The whole listing below needs to be duplicated exactly, pictures aside.

※

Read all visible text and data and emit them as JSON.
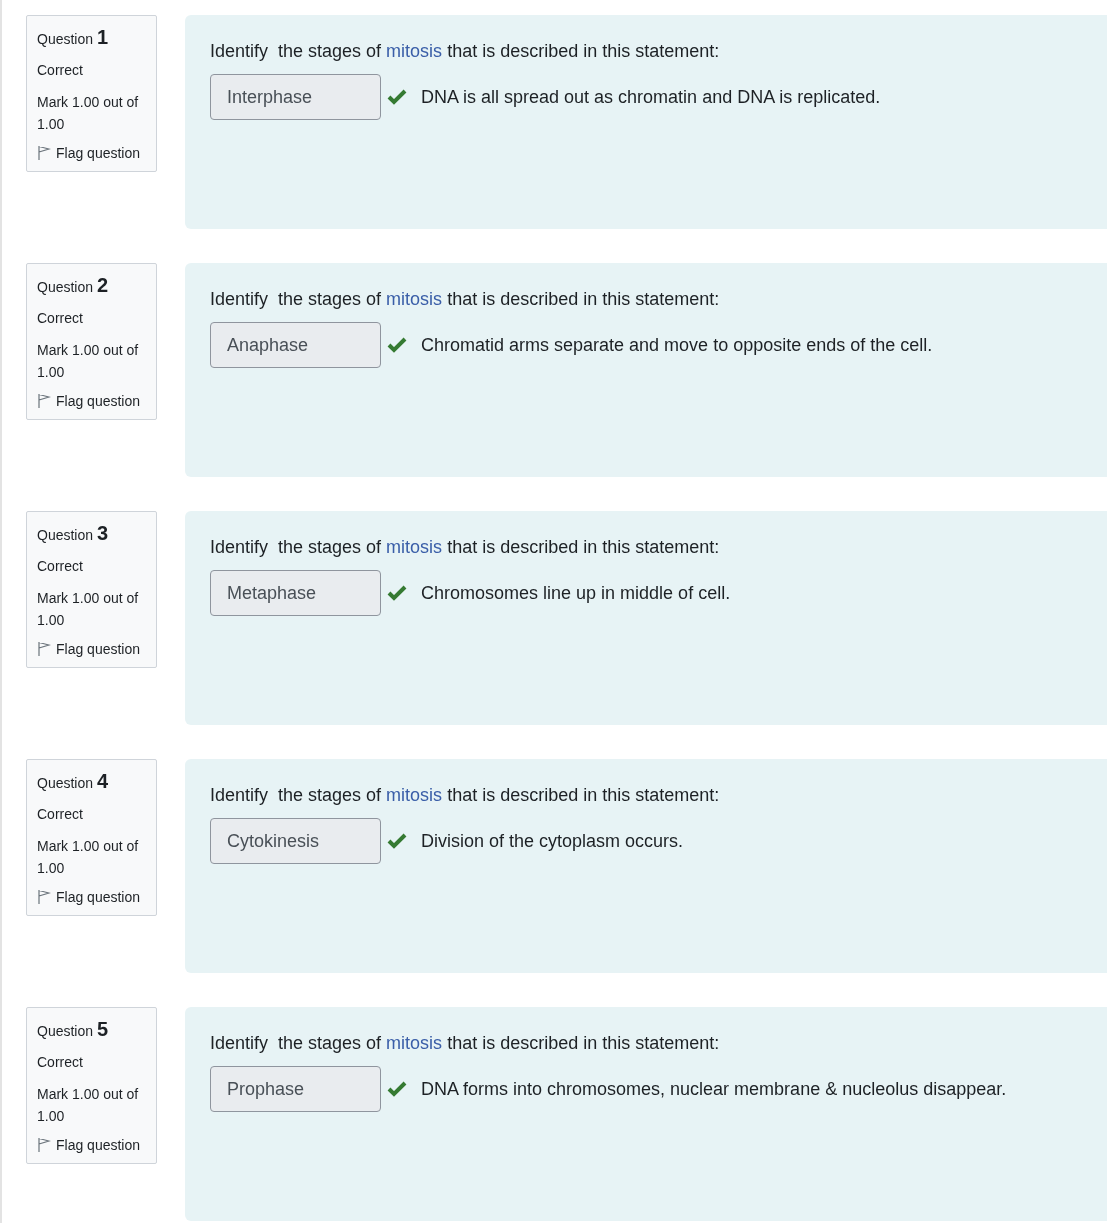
{
  "questions": [
    {
      "label": "Question",
      "number": "1",
      "status": "Correct",
      "mark": "Mark 1.00 out of 1.00",
      "flag": "Flag question",
      "flagged": false,
      "prompt_before": "Identify  the stages of ",
      "prompt_link": "mitosis",
      "prompt_after": " that is described in this statement:",
      "answer": "Interphase",
      "correct": true,
      "statement": "DNA is all spread out as chromatin and DNA is replicated."
    },
    {
      "label": "Question",
      "number": "2",
      "status": "Correct",
      "mark": "Mark 1.00 out of 1.00",
      "flag": "Flag question",
      "flagged": false,
      "prompt_before": "Identify  the stages of ",
      "prompt_link": "mitosis",
      "prompt_after": " that is described in this statement:",
      "answer": "Anaphase",
      "correct": true,
      "statement": "Chromatid arms separate and move to opposite ends of the cell."
    },
    {
      "label": "Question",
      "number": "3",
      "status": "Correct",
      "mark": "Mark 1.00 out of 1.00",
      "flag": "Flag question",
      "flagged": false,
      "prompt_before": "Identify  the stages of ",
      "prompt_link": "mitosis",
      "prompt_after": " that is described in this statement:",
      "answer": "Metaphase",
      "correct": true,
      "statement": "Chromosomes line up in middle of cell."
    },
    {
      "label": "Question",
      "number": "4",
      "status": "Correct",
      "mark": "Mark 1.00 out of 1.00",
      "flag": "Flag question",
      "flagged": false,
      "prompt_before": "Identify  the stages of ",
      "prompt_link": "mitosis",
      "prompt_after": " that is described in this statement:",
      "answer": "Cytokinesis",
      "correct": true,
      "statement": "Division of the cytoplasm occurs."
    },
    {
      "label": "Question",
      "number": "5",
      "status": "Correct",
      "mark": "Mark 1.00 out of 1.00",
      "flag": "Flag question",
      "flagged": false,
      "prompt_before": "Identify  the stages of ",
      "prompt_link": "mitosis",
      "prompt_after": " that is described in this statement:",
      "answer": "Prophase",
      "correct": true,
      "statement": "DNA forms into chromosomes, nuclear membrane & nucleolus disappear."
    }
  ]
}
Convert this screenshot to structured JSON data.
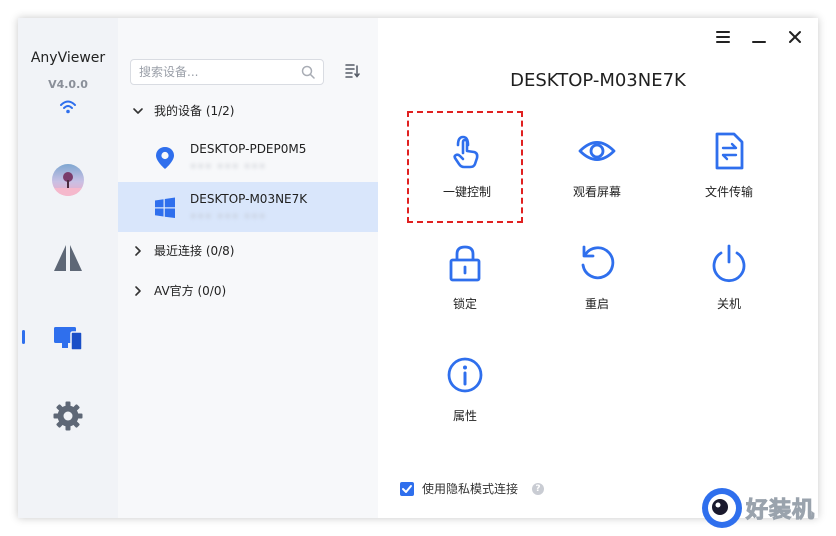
{
  "app": {
    "name": "AnyViewer",
    "version": "V4.0.0"
  },
  "colors": {
    "accent": "#2f6fed",
    "selected_row": "#d9e6fb",
    "highlight_border": "#e02020"
  },
  "sidebar": {
    "items": [
      {
        "icon": "avatar"
      },
      {
        "icon": "connect-icon"
      },
      {
        "icon": "devices-icon",
        "active": true
      },
      {
        "icon": "gear-icon"
      }
    ]
  },
  "search": {
    "placeholder": "搜索设备..."
  },
  "groups": {
    "my_devices": "我的设备 (1/2)",
    "recent": "最近连接 (0/8)",
    "official": "AV官方 (0/0)"
  },
  "devices": [
    {
      "name": "DESKTOP-PDEP0M5",
      "id": "••• ••• •••",
      "icon": "location-pin-icon"
    },
    {
      "name": "DESKTOP-M03NE7K",
      "id": "••• ••• •••",
      "icon": "windows-logo-icon",
      "selected": true
    }
  ],
  "main": {
    "title": "DESKTOP-M03NE7K",
    "actions": [
      {
        "label": "一键控制",
        "icon": "touch-hand-icon",
        "highlighted": true
      },
      {
        "label": "观看屏幕",
        "icon": "eye-icon"
      },
      {
        "label": "文件传输",
        "icon": "file-transfer-icon"
      },
      {
        "label": "锁定",
        "icon": "lock-icon"
      },
      {
        "label": "重启",
        "icon": "restart-icon"
      },
      {
        "label": "关机",
        "icon": "power-icon"
      },
      {
        "label": "属性",
        "icon": "info-icon"
      }
    ],
    "privacy": {
      "label": "使用隐私模式连接",
      "checked": true
    }
  },
  "watermark": {
    "text": "好装机"
  }
}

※

◆ **Written response**
Read all visible text and data and emit them as JSON.
{
  "questions": [
    {
      "label": "Question",
      "number": "1",
      "status": "Correct",
      "mark": "Mark 1.00 out of 1.00",
      "flag": "Flag question",
      "flagged": false,
      "prompt_before": "Identify  the stages of ",
      "prompt_link": "mitosis",
      "prompt_after": " that is described in this statement:",
      "answer": "Interphase",
      "correct": true,
      "statement": "DNA is all spread out as chromatin and DNA is replicated."
    },
    {
      "label": "Question",
      "number": "2",
      "status": "Correct",
      "mark": "Mark 1.00 out of 1.00",
      "flag": "Flag question",
      "flagged": false,
      "prompt_before": "Identify  the stages of ",
      "prompt_link": "mitosis",
      "prompt_after": " that is described in this statement:",
      "answer": "Anaphase",
      "correct": true,
      "statement": "Chromatid arms separate and move to opposite ends of the cell."
    },
    {
      "label": "Question",
      "number": "3",
      "status": "Correct",
      "mark": "Mark 1.00 out of 1.00",
      "flag": "Flag question",
      "flagged": false,
      "prompt_before": "Identify  the stages of ",
      "prompt_link": "mitosis",
      "prompt_after": " that is described in this statement:",
      "answer": "Metaphase",
      "correct": true,
      "statement": "Chromosomes line up in middle of cell."
    },
    {
      "label": "Question",
      "number": "4",
      "status": "Correct",
      "mark": "Mark 1.00 out of 1.00",
      "flag": "Flag question",
      "flagged": false,
      "prompt_before": "Identify  the stages of ",
      "prompt_link": "mitosis",
      "prompt_after": " that is described in this statement:",
      "answer": "Cytokinesis",
      "correct": true,
      "statement": "Division of the cytoplasm occurs."
    },
    {
      "label": "Question",
      "number": "5",
      "status": "Correct",
      "mark": "Mark 1.00 out of 1.00",
      "flag": "Flag question",
      "flagged": false,
      "prompt_before": "Identify  the stages of ",
      "prompt_link": "mitosis",
      "prompt_after": " that is described in this statement:",
      "answer": "Prophase",
      "correct": true,
      "statement": "DNA forms into chromosomes, nuclear membrane & nucleolus disappear."
    }
  ]
}
Convert this screenshot to structured JSON data.
{
  "app": {
    "name": "AnyViewer",
    "version": "V4.0.0"
  },
  "colors": {
    "accent": "#2f6fed",
    "selected_row": "#d9e6fb",
    "highlight_border": "#e02020"
  },
  "sidebar": {
    "items": [
      {
        "icon": "avatar"
      },
      {
        "icon": "connect-icon"
      },
      {
        "icon": "devices-icon",
        "active": true
      },
      {
        "icon": "gear-icon"
      }
    ]
  },
  "search": {
    "placeholder": "搜索设备..."
  },
  "groups": {
    "my_devices": "我的设备 (1/2)",
    "recent": "最近连接 (0/8)",
    "official": "AV官方 (0/0)"
  },
  "devices": [
    {
      "name": "DESKTOP-PDEP0M5",
      "id": "••• ••• •••",
      "icon": "location-pin-icon"
    },
    {
      "name": "DESKTOP-M03NE7K",
      "id": "••• ••• •••",
      "icon": "windows-logo-icon",
      "selected": true
    }
  ],
  "main": {
    "title": "DESKTOP-M03NE7K",
    "actions": [
      {
        "label": "一键控制",
        "icon": "touch-hand-icon",
        "highlighted": true
      },
      {
        "label": "观看屏幕",
        "icon": "eye-icon"
      },
      {
        "label": "文件传输",
        "icon": "file-transfer-icon"
      },
      {
        "label": "锁定",
        "icon": "lock-icon"
      },
      {
        "label": "重启",
        "icon": "restart-icon"
      },
      {
        "label": "关机",
        "icon": "power-icon"
      },
      {
        "label": "属性",
        "icon": "info-icon"
      }
    ],
    "privacy": {
      "label": "使用隐私模式连接",
      "checked": true
    }
  },
  "watermark": {
    "text": "好装机"
  }
}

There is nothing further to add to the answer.